"My wife is, herself, a bibliophile. She specializes in cook books. She has gathered approximately a thousand volumes treating upon the kitchen in many languages, some very quaint. I have to do on a little of my book buying surreptitiously."

Houdini says he is currently reading Virgil ("I should like to dream of Virgil with a black lined stage and a set of mirrors"), and discusses the ancient art of conjuring. Even though Houdini's show program at this time specially states that he would not answer questions related to the miracles in the Bible (a spiritualistic trap), he does so here:

"But the greatest source of ancient magical lore is the Bible. When I want to beginnings of almost any of our devices I look into the Bible first. The theocrats of the Jews, like those of the Chaldeans, were wonderfully versed in conjuring.

"A superb trick seen in Aaron's staff that becomes a serpent. The Egyptian priests knew when pressure was exerted on the nerve centre at the base of the skull, and which was set squirming again by pressure on a nerve centre at the tail. Aaron, no doubt, learned the secret from the priests."

Houdini then introduces the reporter to Alfred Becks, his librarian, and reveals his plans for a future project (that would never be):

"He [Becks] is indexing the library for me," said Houdini. "I shall keep him with me, for no man living knows as much about the American theater as he does. He is a link with a splendid past.

"And when these tons of material are in order I shall begin a major work upon an enterprise that has kept my fancy for many years – a treatise upon literary plagiarism. In my reading I have caught numberless parallel passages, and have made notes on them. I shall compile them."

The article concludes:

All this was very scholarly, but sorcery would out. Houdini began toying with his left thumb. He pulled the thumb off the hand. Then replaced it.

Thanks to Lisa Cousin's for sharing this wonderful find. The full Bookman article can be read by AMA members at the Magic Castle's William Larsen Sr. Memorial Library.



  1. John Hinson great nephew Bess and Harry HoudiniApril 22, 2016 at 1:15 PM

    Nice pictures

  2. Wow, this a great stuff. Thank You Lisa and John!
    BTW: The interview must have taken place before April 20, 1925 because that is when Houdini's librarian, Alfred Becks, died.

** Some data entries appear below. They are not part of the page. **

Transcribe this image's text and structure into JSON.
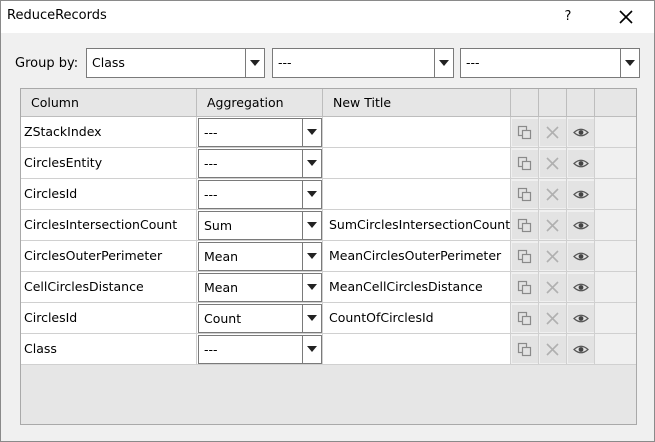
{
  "window": {
    "title": "ReduceRecords",
    "help_label": "?"
  },
  "group_by": {
    "label": "Group by:",
    "combos": [
      "Class",
      "---",
      "---"
    ]
  },
  "table": {
    "headers": {
      "column": "Column",
      "aggregation": "Aggregation",
      "new_title": "New Title"
    },
    "rows": [
      {
        "column": "ZStackIndex",
        "aggregation": "---",
        "new_title": ""
      },
      {
        "column": "CirclesEntity",
        "aggregation": "---",
        "new_title": ""
      },
      {
        "column": "CirclesId",
        "aggregation": "---",
        "new_title": ""
      },
      {
        "column": "CirclesIntersectionCount",
        "aggregation": "Sum",
        "new_title": "SumCirclesIntersectionCount"
      },
      {
        "column": "CirclesOuterPerimeter",
        "aggregation": "Mean",
        "new_title": "MeanCirclesOuterPerimeter"
      },
      {
        "column": "CellCirclesDistance",
        "aggregation": "Mean",
        "new_title": "MeanCellCirclesDistance"
      },
      {
        "column": "CirclesId",
        "aggregation": "Count",
        "new_title": "CountOfCirclesId"
      },
      {
        "column": "Class",
        "aggregation": "---",
        "new_title": ""
      }
    ],
    "row_icons": [
      "copy-icon",
      "delete-icon",
      "eye-icon"
    ]
  }
}
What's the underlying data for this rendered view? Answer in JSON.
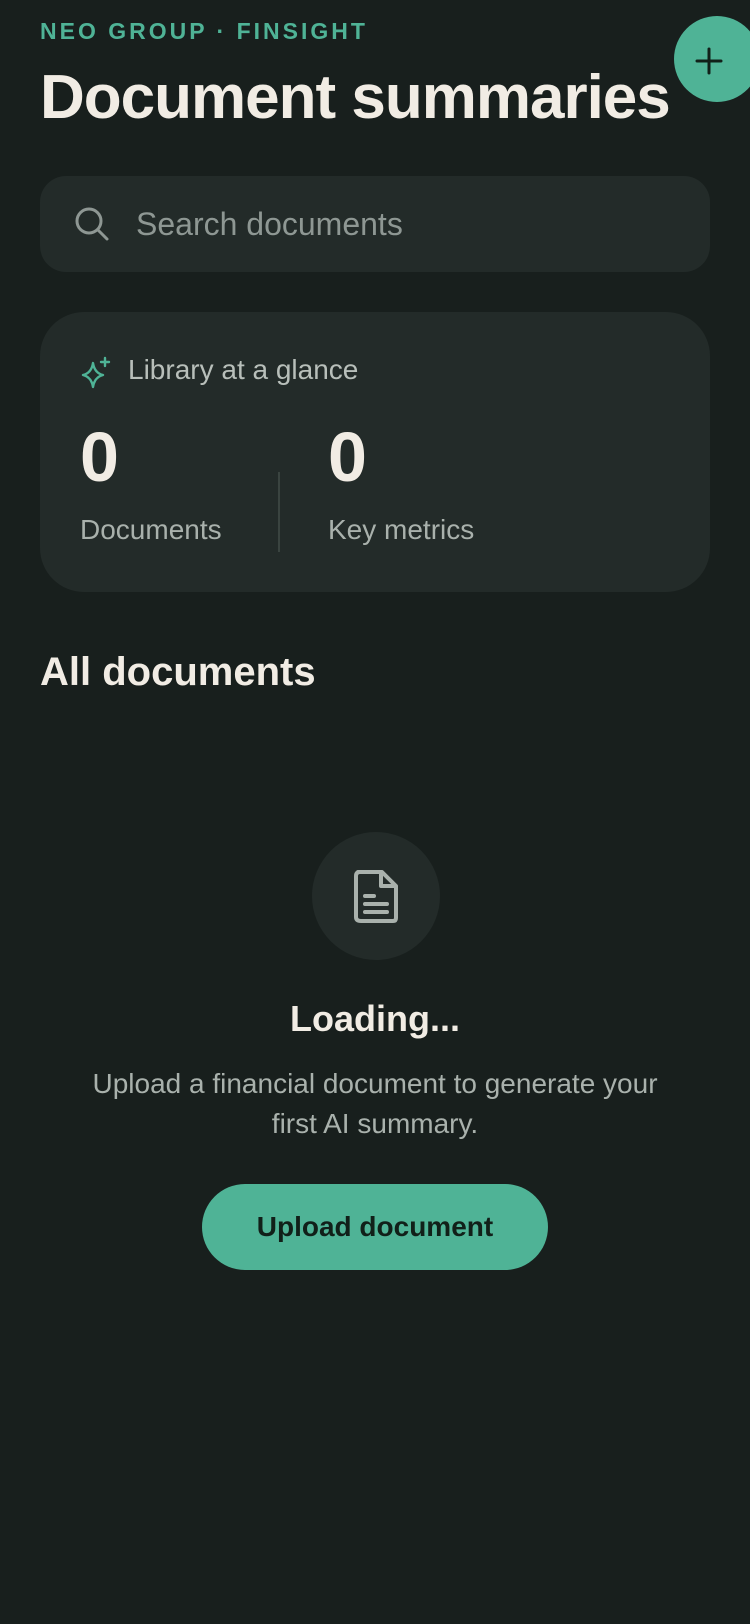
{
  "header": {
    "brand": "NEO GROUP · FINSIGHT",
    "title": "Document summaries",
    "add_icon": "plus-icon"
  },
  "search": {
    "placeholder": "Search documents",
    "value": "",
    "icon": "search-icon"
  },
  "glance": {
    "icon": "sparkle-icon",
    "label": "Library at a glance",
    "stats": [
      {
        "value": "0",
        "label": "Documents"
      },
      {
        "value": "0",
        "label": "Key metrics"
      }
    ]
  },
  "documents": {
    "section_title": "All documents",
    "empty_state": {
      "icon": "document-icon",
      "title": "Loading...",
      "description": "Upload a financial document to generate your first AI summary.",
      "button_label": "Upload document"
    }
  },
  "colors": {
    "background": "#181f1d",
    "card": "#232b29",
    "accent": "#4fb396",
    "text": "#f1ece4",
    "muted": "#a9b1ac"
  }
}
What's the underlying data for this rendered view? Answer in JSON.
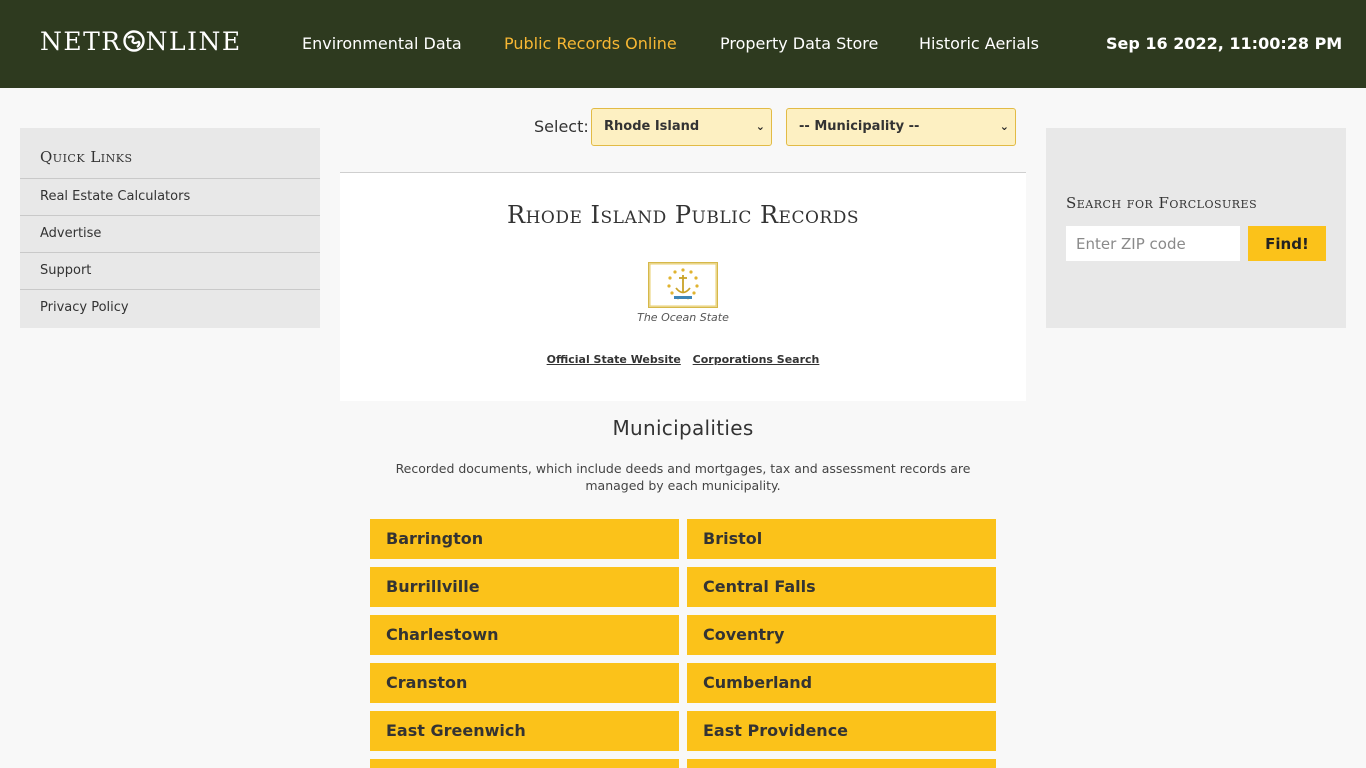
{
  "header": {
    "logo_left": "NETR",
    "logo_right": "NLINE",
    "nav": [
      {
        "label": "Environmental Data",
        "active": false
      },
      {
        "label": "Public Records Online",
        "active": true
      },
      {
        "label": "Property Data Store",
        "active": false
      },
      {
        "label": "Historic Aerials",
        "active": false
      }
    ],
    "datetime": "Sep 16 2022, 11:00:28 PM"
  },
  "quick_links": {
    "title": "Quick Links",
    "items": [
      "Real Estate Calculators",
      "Advertise",
      "Support",
      "Privacy Policy"
    ]
  },
  "foreclosure": {
    "title": "Search for Forclosures",
    "placeholder": "Enter ZIP code",
    "button": "Find!"
  },
  "selector": {
    "label": "Select:",
    "state": "Rhode Island",
    "municipality": "-- Municipality --"
  },
  "state_card": {
    "title": "Rhode Island Public Records",
    "nickname": "The Ocean State",
    "links": [
      "Official State Website",
      "Corporations Search"
    ]
  },
  "municipalities": {
    "title": "Municipalities",
    "description": "Recorded documents, which include deeds and mortgages, tax and assessment records are managed by each municipality.",
    "items": [
      "Barrington",
      "Bristol",
      "Burrillville",
      "Central Falls",
      "Charlestown",
      "Coventry",
      "Cranston",
      "Cumberland",
      "East Greenwich",
      "East Providence",
      "",
      ""
    ]
  },
  "colors": {
    "header_bg": "#2e3a1f",
    "accent": "#fbc21a",
    "nav_active": "#f7b733",
    "panel_bg": "#e8e8e8"
  }
}
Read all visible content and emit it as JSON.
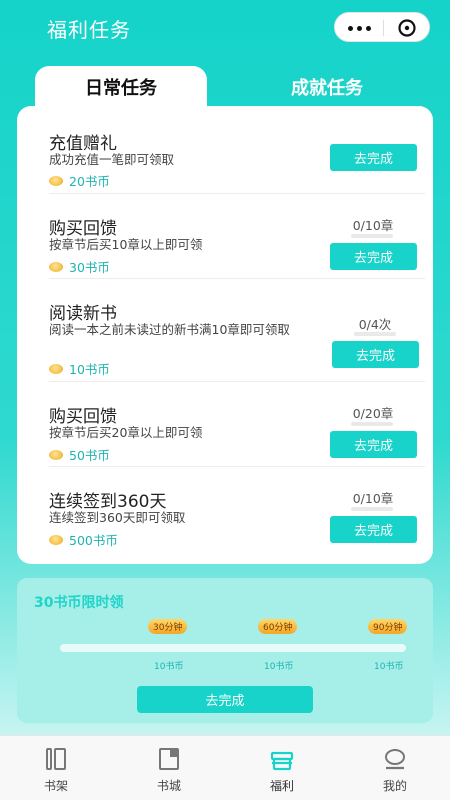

  3. You can read the entire article here:

  4. David Saltman has a photo of Houdini and Becks: